Toxocariasis is a parasitic roundworm infection that mostly affects animals. Infection is caused by the larvae of roundworms often found in the intestines of cats (Toxocara cati) and dogs (Toxocara canis). The animals excrete worm eggs. You may develop the illness if you receive poop, sand, or soil contaminated with the eggs in your mouth. Toxocariasis is an uncommon but severe condition.


The two main types of toxocariasis are:

  • Ocular toxocariasis. Toxocara larvae enter your eye and cause ocular toxocariasis. It has the potential to cause permanent eyesight loss. This infection is also known as ocular larva migrans.
  • Visceral toxocariasis. When Toxocara larvae enter your body, they cause visceral toxocariasis. This might involve your liver, lungs, and nervous system. The infection is also known as visceral larva migrans.


Most individuals with toxocariasis have no symptoms and may be unaware that they have the condition. You may encounter the following symptoms if you get visceral toxocariasis:

  • Cough
  • Fatigue
  • Skin rash
  • Enlarged spleen
  • Fever
  • Wheezing
  • Abdominal pain
  • Enlarged liver
  • Pneumonia

Ocular toxocariasis normally affects just one eye. Ocular toxocariasis symptoms may include:

  • Vision problems
  • Retina scarring and damage
  • Eye redness and pain


Toxocariasis will be diagnosed through a physical examination by your healthcare professional. They may inquire about your symptoms and potential exposure to Toxocara larvae. Your doctor may order a blood test to look for signs of toxocariasis.

Moreover, a blood test will detect Toxocara antibodies in your blood. Antibodies are proteins produced by your immune system to assist in the protection of your body against illness.


If you don’t have symptoms, you usually don’t need to be treated for toxocariasis. The infection usually disappears on its own. If the illness is severe, avoid home treatments for intestinal parasites. Instead, contact your healthcare practitioner. They may suggest an antiparasitic medication such as mebendazole or albendazole. These medications will kill the worms.

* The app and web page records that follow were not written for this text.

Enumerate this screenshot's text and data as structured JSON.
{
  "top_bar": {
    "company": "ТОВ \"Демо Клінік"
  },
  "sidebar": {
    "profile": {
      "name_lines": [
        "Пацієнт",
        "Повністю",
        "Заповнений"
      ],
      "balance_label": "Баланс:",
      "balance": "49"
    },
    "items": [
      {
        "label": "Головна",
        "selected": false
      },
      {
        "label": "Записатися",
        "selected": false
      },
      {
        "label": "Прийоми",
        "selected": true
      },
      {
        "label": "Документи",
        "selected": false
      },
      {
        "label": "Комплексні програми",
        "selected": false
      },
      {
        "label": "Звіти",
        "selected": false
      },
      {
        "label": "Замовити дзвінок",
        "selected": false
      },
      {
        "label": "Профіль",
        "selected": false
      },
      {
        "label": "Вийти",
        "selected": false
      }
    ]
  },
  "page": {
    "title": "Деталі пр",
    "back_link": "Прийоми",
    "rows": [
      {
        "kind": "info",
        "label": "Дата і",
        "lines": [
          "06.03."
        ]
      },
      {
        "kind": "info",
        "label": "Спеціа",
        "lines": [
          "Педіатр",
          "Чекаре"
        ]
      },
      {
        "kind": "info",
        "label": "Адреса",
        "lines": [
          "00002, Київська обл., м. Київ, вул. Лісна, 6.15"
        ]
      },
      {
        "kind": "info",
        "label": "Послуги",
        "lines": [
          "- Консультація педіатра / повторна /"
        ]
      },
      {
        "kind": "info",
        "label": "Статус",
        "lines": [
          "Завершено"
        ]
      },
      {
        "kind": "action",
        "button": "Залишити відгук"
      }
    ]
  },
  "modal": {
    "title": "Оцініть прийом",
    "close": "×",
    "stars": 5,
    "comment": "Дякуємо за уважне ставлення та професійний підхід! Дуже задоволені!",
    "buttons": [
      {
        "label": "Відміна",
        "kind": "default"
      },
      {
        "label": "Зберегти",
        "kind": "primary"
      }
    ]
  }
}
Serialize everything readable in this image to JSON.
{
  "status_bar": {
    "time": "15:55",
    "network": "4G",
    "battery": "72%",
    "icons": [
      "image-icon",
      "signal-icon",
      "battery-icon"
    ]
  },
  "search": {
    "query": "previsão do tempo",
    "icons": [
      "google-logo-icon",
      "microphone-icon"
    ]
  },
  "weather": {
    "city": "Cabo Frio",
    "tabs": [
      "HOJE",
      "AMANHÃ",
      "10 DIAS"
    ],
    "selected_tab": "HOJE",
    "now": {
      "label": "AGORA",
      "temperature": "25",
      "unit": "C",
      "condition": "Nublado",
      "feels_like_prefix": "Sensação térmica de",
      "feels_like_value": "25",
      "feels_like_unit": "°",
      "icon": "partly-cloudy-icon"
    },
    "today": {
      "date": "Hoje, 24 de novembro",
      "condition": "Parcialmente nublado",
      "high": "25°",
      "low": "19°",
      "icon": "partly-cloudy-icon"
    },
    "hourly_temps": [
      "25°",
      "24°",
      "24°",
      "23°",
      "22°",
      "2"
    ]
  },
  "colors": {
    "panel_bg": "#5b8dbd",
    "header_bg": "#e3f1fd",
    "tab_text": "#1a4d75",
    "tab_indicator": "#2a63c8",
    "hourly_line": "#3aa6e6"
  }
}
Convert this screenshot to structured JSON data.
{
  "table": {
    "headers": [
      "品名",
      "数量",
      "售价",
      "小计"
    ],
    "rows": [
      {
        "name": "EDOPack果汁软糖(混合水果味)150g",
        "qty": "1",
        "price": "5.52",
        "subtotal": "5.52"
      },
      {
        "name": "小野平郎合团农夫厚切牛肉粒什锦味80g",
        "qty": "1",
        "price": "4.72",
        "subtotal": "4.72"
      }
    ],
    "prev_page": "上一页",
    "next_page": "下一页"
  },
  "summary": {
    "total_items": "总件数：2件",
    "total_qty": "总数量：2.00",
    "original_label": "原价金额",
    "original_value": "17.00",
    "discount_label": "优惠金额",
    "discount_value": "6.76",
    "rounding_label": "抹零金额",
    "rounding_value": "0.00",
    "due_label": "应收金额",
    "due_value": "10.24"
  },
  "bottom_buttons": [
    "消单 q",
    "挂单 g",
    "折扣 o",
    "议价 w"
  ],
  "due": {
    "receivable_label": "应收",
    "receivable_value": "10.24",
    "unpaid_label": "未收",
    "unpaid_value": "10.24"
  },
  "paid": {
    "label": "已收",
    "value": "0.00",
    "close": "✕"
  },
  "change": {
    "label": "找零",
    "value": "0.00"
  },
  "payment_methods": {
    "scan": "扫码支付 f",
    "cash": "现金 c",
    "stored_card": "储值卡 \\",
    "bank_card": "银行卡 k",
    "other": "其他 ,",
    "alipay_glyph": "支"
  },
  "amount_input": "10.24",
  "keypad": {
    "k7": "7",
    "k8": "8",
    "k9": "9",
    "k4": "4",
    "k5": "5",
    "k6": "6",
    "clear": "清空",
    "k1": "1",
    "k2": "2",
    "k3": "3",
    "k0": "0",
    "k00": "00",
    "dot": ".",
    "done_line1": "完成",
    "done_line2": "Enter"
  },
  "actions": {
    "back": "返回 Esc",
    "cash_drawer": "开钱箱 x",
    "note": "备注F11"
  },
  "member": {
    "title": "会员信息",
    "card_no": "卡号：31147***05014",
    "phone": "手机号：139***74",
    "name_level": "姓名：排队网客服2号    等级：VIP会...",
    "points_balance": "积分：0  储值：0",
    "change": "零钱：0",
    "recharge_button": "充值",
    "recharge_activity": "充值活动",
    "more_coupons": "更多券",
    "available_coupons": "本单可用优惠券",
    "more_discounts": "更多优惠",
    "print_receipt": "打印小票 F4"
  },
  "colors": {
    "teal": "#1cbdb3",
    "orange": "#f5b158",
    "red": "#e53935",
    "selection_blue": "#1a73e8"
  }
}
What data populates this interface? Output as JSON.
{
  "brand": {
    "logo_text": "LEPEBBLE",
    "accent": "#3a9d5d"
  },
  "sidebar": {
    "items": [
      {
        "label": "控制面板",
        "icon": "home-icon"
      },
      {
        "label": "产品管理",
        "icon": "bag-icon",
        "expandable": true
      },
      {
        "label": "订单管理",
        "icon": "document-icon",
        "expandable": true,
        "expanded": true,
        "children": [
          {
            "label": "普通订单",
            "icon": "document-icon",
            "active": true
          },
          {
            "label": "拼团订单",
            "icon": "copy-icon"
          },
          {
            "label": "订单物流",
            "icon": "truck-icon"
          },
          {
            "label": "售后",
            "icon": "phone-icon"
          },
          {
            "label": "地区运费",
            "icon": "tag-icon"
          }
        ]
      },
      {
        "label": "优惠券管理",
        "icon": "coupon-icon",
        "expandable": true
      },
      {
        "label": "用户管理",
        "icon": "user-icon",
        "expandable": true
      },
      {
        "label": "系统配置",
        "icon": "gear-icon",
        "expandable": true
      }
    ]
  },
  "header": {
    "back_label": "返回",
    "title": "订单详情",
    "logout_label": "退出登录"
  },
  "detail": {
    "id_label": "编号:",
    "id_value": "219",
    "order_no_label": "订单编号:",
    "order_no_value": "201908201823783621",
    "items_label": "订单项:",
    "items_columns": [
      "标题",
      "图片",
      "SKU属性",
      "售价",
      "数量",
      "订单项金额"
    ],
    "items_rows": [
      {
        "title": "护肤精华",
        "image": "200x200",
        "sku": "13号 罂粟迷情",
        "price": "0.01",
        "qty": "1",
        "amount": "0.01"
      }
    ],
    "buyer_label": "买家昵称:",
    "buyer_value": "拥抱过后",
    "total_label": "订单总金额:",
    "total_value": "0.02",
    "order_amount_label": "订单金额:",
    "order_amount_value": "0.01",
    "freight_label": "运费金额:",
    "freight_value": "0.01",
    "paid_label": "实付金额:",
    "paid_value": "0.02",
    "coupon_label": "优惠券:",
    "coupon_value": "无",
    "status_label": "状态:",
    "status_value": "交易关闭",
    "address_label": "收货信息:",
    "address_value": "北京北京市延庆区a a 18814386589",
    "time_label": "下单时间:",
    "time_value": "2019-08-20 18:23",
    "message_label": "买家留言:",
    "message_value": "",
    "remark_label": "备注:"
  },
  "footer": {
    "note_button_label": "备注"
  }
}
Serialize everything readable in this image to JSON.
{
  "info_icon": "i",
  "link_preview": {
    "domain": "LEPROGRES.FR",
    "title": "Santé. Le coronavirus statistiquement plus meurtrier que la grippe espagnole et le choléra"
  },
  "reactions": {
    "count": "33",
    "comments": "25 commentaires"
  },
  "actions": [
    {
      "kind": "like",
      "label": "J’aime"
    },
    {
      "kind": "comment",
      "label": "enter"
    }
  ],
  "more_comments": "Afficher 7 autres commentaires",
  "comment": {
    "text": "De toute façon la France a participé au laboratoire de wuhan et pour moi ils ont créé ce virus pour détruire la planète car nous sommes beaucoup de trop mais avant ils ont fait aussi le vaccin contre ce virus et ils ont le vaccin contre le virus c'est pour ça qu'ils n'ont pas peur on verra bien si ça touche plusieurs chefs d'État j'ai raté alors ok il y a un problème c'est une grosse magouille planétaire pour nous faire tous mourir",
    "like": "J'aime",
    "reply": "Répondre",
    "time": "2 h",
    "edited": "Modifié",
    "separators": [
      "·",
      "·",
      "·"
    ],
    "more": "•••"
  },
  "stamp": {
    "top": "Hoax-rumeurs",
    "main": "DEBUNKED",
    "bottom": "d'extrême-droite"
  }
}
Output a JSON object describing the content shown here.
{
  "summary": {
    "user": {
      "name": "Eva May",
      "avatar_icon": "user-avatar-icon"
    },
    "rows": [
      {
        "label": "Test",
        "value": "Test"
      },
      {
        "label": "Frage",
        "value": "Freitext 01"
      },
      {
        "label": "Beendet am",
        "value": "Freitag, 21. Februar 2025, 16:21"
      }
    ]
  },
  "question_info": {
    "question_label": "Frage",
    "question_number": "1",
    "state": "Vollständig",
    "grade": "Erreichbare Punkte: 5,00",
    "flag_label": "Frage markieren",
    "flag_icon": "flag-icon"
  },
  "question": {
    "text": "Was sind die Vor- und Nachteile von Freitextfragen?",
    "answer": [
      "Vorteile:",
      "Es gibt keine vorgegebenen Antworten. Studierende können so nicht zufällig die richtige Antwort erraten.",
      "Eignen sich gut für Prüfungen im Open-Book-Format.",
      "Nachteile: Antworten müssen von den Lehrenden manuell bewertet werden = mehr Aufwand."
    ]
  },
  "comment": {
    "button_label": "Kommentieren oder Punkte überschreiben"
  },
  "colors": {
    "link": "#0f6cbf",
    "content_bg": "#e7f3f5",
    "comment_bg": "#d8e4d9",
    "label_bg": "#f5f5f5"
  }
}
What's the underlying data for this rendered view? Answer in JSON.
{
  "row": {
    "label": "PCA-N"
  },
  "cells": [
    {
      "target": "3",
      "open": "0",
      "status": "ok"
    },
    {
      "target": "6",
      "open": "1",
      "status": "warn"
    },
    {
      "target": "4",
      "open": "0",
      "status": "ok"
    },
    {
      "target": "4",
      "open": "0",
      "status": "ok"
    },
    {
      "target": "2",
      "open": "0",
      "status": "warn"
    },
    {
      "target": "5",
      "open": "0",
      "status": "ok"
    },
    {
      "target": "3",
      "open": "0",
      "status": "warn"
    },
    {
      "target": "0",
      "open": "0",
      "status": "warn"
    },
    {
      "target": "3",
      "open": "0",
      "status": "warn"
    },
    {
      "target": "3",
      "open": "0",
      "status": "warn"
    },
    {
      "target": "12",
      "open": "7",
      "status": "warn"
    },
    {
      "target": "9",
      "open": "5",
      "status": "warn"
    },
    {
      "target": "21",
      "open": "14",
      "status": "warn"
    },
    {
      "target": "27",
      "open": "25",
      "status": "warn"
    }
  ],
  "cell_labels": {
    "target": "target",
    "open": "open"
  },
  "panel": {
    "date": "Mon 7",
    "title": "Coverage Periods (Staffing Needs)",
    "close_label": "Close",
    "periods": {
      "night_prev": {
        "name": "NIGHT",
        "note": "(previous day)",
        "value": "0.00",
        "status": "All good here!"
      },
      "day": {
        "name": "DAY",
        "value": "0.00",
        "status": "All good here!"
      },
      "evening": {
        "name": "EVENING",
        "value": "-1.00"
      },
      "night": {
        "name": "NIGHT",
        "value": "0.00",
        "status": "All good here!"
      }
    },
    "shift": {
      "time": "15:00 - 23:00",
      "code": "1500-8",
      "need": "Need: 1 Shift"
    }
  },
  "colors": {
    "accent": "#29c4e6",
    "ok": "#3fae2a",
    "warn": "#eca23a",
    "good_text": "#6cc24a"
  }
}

Ocular toxocariasis treatment recommendations may include steps to avoid lasting eye damage. Your healthcare practitioner may recommend a corticosteroid. They may refer you to an ophthalmologist for therapy. You may need surgery to remove the worms or repair any visual issues.

Related Articles


Overview and FactsTypes and SymptomsDiagnosis & MedicationsOverview and Facts Familial alobar holoprosencephaly, also known as cyclopia, is an uncommon and [...]


Overview and FactsTypes and SymptomsDiagnosis & MedicationsOverview and Facts Nystagmus benign paroxysmal positional is the most common cause of vertigo [...]


Overview and FactsTypes and SymptomsDiagnosis & MedicationsOverview and Facts Noninfectious uveitis is when one or both of your eyes experience [...]